Supply vs. Demand
Kuber said compounding the issue, is the fact that renewable investments have historically been seen as an extremely low-risk investment in this space. Changes in legislation mean that investors will need to undertake in-depth due diligence on alternative EIS funds, to ensure the investment meets their preferred risk profile, while still ensuring tax incentivised returns.
Piers Denne, Head of Sales for Kuber Ventures, commented on their forecast:
“What we are seeing is a series of events that have combined to put severe pressure on the EIS market. With significant quantities of EIS maturing in the autumn and capacity predicted to be much tighter as a result of legislative changes in the UK, we are encouraging people to start their due diligence early ahead of the coming season. Advisers who delay in running due diligence on EIS investment houses and establishing access to capacity in the appropriate assets run the risk of not being able to secure the right assets.”
Mark Brownridge, Director General of the EIS Association, the official trade body for EIS investments, echoed Denne’s sentiment;
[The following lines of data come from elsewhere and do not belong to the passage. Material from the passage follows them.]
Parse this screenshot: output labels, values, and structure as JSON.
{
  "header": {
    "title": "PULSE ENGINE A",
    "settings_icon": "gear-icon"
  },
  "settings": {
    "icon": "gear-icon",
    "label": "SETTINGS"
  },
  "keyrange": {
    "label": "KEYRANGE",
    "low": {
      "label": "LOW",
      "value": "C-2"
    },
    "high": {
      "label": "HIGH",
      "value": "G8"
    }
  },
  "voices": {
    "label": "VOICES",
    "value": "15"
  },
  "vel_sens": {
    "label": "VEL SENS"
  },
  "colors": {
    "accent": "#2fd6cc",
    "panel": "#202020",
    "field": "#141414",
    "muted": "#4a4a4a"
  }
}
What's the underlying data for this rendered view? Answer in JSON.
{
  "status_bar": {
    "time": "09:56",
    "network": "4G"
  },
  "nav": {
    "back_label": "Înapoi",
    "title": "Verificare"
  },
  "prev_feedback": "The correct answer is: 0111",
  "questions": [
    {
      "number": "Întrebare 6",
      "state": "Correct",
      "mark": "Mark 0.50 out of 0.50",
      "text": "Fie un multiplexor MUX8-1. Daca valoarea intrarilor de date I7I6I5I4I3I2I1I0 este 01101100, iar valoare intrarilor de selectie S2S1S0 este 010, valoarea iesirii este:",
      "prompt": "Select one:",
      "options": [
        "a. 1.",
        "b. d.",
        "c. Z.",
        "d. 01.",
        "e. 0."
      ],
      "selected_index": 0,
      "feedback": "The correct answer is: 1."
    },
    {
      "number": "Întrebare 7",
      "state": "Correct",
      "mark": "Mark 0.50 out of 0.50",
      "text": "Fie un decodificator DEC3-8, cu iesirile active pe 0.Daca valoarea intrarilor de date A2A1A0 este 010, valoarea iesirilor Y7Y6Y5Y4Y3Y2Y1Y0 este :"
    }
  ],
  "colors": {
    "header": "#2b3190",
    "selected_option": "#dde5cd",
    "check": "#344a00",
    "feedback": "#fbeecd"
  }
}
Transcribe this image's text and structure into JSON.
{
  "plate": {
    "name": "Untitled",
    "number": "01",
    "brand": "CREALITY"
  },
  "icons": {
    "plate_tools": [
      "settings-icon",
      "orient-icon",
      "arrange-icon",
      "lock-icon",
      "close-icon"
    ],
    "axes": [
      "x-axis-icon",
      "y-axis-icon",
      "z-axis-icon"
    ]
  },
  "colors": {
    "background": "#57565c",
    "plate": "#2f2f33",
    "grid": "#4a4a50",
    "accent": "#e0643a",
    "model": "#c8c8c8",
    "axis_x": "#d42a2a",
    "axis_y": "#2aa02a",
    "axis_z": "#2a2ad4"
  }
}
“What we have seen with the removal of renewable energy investment as EIS investments is HMRC and HMT stamping their authority to reiterate that the spirit of EIS is to fund small companies and encourage growth and development in those companies. For advisers and investors this means their due diligence on EIS schemes needs to be more detailed than ever and that they will need to explain to clients the relationship between growth investments and risk. Removing energy investments leaves a big gap on the supply side and advisers would be well advised to start the due diligence process as early as possible so that they can formulate their recommendation strategy and ensure their clients don’t miss out.”